═════ Material for this task
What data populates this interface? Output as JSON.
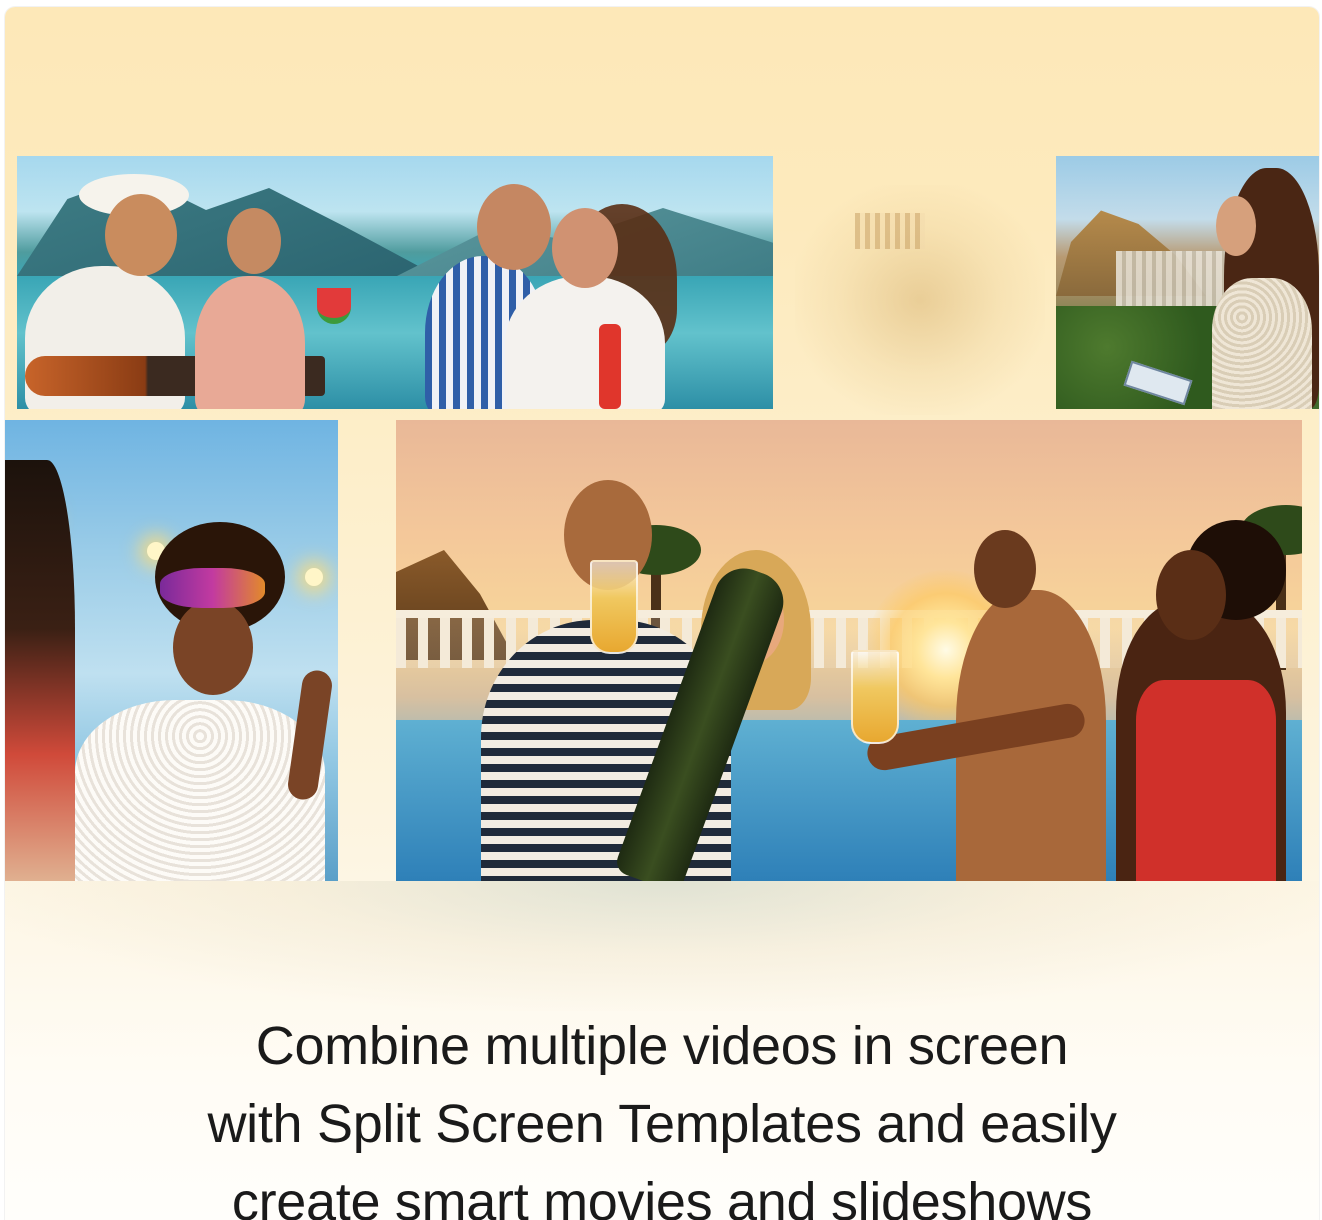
{
  "caption": {
    "line1": "Combine multiple videos in screen",
    "line2": "with Split Screen Templates and easily",
    "line3": "create smart movies and slideshows"
  },
  "colors": {
    "background_top": "#fde8b8",
    "background_bottom": "#fffefb",
    "caption_text": "#1a1a1a"
  }
}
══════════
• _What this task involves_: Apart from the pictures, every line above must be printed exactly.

• _Answer to this task_:
What data populates this interface? Output as JSON.
{
  "caption": {
    "line1": "Combine multiple videos in screen",
    "line2": "with Split Screen Templates and easily",
    "line3": "create smart movies and slideshows"
  },
  "colors": {
    "background_top": "#fde8b8",
    "background_bottom": "#fffefb",
    "caption_text": "#1a1a1a"
  }
}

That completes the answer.